=== YOUR INSTRUCTIONS ===
Repeat every line below exactly as it reads.

BEGIN

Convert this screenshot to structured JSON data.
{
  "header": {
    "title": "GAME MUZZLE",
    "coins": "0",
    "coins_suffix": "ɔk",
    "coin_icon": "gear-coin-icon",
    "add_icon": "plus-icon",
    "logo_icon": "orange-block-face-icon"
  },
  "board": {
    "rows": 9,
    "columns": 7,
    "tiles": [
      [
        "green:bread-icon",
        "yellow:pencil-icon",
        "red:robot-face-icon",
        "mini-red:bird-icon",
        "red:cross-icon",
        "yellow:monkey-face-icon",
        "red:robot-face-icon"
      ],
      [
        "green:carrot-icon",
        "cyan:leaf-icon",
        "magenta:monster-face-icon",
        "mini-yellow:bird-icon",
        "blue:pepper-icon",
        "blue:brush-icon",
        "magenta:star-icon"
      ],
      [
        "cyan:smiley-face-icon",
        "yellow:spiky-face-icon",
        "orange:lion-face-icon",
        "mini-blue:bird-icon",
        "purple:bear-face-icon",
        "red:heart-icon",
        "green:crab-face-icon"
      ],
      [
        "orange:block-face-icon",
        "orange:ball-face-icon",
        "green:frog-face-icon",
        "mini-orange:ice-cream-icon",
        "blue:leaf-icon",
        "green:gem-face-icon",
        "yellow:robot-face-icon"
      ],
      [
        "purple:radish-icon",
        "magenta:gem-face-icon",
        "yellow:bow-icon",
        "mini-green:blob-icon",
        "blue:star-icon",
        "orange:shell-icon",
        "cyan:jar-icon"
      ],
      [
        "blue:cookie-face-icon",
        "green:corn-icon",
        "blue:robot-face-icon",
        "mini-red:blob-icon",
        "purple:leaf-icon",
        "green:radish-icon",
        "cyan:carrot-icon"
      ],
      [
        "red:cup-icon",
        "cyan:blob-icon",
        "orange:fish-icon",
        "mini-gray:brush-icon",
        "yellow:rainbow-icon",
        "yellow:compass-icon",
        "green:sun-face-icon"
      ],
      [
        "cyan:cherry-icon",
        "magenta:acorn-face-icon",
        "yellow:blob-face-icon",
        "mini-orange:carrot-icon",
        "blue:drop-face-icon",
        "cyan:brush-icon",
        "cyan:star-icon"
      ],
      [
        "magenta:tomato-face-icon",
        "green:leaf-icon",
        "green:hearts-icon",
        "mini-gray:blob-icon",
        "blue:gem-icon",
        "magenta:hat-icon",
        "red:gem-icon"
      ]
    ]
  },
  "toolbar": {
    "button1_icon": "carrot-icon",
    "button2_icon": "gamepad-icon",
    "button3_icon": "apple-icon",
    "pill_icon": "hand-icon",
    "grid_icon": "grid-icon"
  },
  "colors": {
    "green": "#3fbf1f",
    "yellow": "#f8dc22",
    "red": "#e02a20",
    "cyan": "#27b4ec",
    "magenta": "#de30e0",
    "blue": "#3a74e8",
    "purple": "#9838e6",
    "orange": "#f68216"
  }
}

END

=== OUTPUT OF THE EXERCISE ===
Convert this screenshot to structured JSON data.
{
  "header": {
    "title": "GAME MUZZLE",
    "coins": "0",
    "coins_suffix": "ɔk",
    "coin_icon": "gear-coin-icon",
    "add_icon": "plus-icon",
    "logo_icon": "orange-block-face-icon"
  },
  "board": {
    "rows": 9,
    "columns": 7,
    "tiles": [
      [
        "green:bread-icon",
        "yellow:pencil-icon",
        "red:robot-face-icon",
        "mini-red:bird-icon",
        "red:cross-icon",
        "yellow:monkey-face-icon",
        "red:robot-face-icon"
      ],
      [
        "green:carrot-icon",
        "cyan:leaf-icon",
        "magenta:monster-face-icon",
        "mini-yellow:bird-icon",
        "blue:pepper-icon",
        "blue:brush-icon",
        "magenta:star-icon"
      ],
      [
        "cyan:smiley-face-icon",
        "yellow:spiky-face-icon",
        "orange:lion-face-icon",
        "mini-blue:bird-icon",
        "purple:bear-face-icon",
        "red:heart-icon",
        "green:crab-face-icon"
      ],
      [
        "orange:block-face-icon",
        "orange:ball-face-icon",
        "green:frog-face-icon",
        "mini-orange:ice-cream-icon",
        "blue:leaf-icon",
        "green:gem-face-icon",
        "yellow:robot-face-icon"
      ],
      [
        "purple:radish-icon",
        "magenta:gem-face-icon",
        "yellow:bow-icon",
        "mini-green:blob-icon",
        "blue:star-icon",
        "orange:shell-icon",
        "cyan:jar-icon"
      ],
      [
        "blue:cookie-face-icon",
        "green:corn-icon",
        "blue:robot-face-icon",
        "mini-red:blob-icon",
        "purple:leaf-icon",
        "green:radish-icon",
        "cyan:carrot-icon"
      ],
      [
        "red:cup-icon",
        "cyan:blob-icon",
        "orange:fish-icon",
        "mini-gray:brush-icon",
        "yellow:rainbow-icon",
        "yellow:compass-icon",
        "green:sun-face-icon"
      ],
      [
        "cyan:cherry-icon",
        "magenta:acorn-face-icon",
        "yellow:blob-face-icon",
        "mini-orange:carrot-icon",
        "blue:drop-face-icon",
        "cyan:brush-icon",
        "cyan:star-icon"
      ],
      [
        "magenta:tomato-face-icon",
        "green:leaf-icon",
        "green:hearts-icon",
        "mini-gray:blob-icon",
        "blue:gem-icon",
        "magenta:hat-icon",
        "red:gem-icon"
      ]
    ]
  },
  "toolbar": {
    "button1_icon": "carrot-icon",
    "button2_icon": "gamepad-icon",
    "button3_icon": "apple-icon",
    "pill_icon": "hand-icon",
    "grid_icon": "grid-icon"
  },
  "colors": {
    "green": "#3fbf1f",
    "yellow": "#f8dc22",
    "red": "#e02a20",
    "cyan": "#27b4ec",
    "magenta": "#de30e0",
    "blue": "#3a74e8",
    "purple": "#9838e6",
    "orange": "#f68216"
  }
}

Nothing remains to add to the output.